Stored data
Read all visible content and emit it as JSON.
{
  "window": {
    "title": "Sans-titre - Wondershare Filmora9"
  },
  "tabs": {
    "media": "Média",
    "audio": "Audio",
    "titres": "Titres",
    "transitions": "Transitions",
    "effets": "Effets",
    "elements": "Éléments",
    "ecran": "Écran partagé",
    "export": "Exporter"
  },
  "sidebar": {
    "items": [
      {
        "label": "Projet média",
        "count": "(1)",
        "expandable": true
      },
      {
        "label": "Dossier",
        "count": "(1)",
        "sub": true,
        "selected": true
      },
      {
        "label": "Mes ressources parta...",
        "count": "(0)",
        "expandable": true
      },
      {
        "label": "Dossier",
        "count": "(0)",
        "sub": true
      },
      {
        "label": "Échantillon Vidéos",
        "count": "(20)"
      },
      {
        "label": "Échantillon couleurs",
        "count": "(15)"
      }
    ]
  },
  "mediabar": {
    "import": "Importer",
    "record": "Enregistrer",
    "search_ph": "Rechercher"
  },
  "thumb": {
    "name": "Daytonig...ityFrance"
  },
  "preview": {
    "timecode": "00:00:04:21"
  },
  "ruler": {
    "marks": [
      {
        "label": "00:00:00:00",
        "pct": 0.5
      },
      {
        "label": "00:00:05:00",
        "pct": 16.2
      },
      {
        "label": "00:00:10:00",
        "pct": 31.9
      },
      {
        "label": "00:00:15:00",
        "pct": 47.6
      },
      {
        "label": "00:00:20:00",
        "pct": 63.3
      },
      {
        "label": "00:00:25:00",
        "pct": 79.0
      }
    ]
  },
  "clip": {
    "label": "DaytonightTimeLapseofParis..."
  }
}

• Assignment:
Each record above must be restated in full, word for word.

• Solution below:
Read all visible content and emit it as JSON.
{
  "window": {
    "title": "Sans-titre - Wondershare Filmora9"
  },
  "tabs": {
    "media": "Média",
    "audio": "Audio",
    "titres": "Titres",
    "transitions": "Transitions",
    "effets": "Effets",
    "elements": "Éléments",
    "ecran": "Écran partagé",
    "export": "Exporter"
  },
  "sidebar": {
    "items": [
      {
        "label": "Projet média",
        "count": "(1)",
        "expandable": true
      },
      {
        "label": "Dossier",
        "count": "(1)",
        "sub": true,
        "selected": true
      },
      {
        "label": "Mes ressources parta...",
        "count": "(0)",
        "expandable": true
      },
      {
        "label": "Dossier",
        "count": "(0)",
        "sub": true
      },
      {
        "label": "Échantillon Vidéos",
        "count": "(20)"
      },
      {
        "label": "Échantillon couleurs",
        "count": "(15)"
      }
    ]
  },
  "mediabar": {
    "import": "Importer",
    "record": "Enregistrer",
    "search_ph": "Rechercher"
  },
  "thumb": {
    "name": "Daytonig...ityFrance"
  },
  "preview": {
    "timecode": "00:00:04:21"
  },
  "ruler": {
    "marks": [
      {
        "label": "00:00:00:00",
        "pct": 0.5
      },
      {
        "label": "00:00:05:00",
        "pct": 16.2
      },
      {
        "label": "00:00:10:00",
        "pct": 31.9
      },
      {
        "label": "00:00:15:00",
        "pct": 47.6
      },
      {
        "label": "00:00:20:00",
        "pct": 63.3
      },
      {
        "label": "00:00:25:00",
        "pct": 79.0
      }
    ]
  },
  "clip": {
    "label": "DaytonightTimeLapseofParis..."
  }
}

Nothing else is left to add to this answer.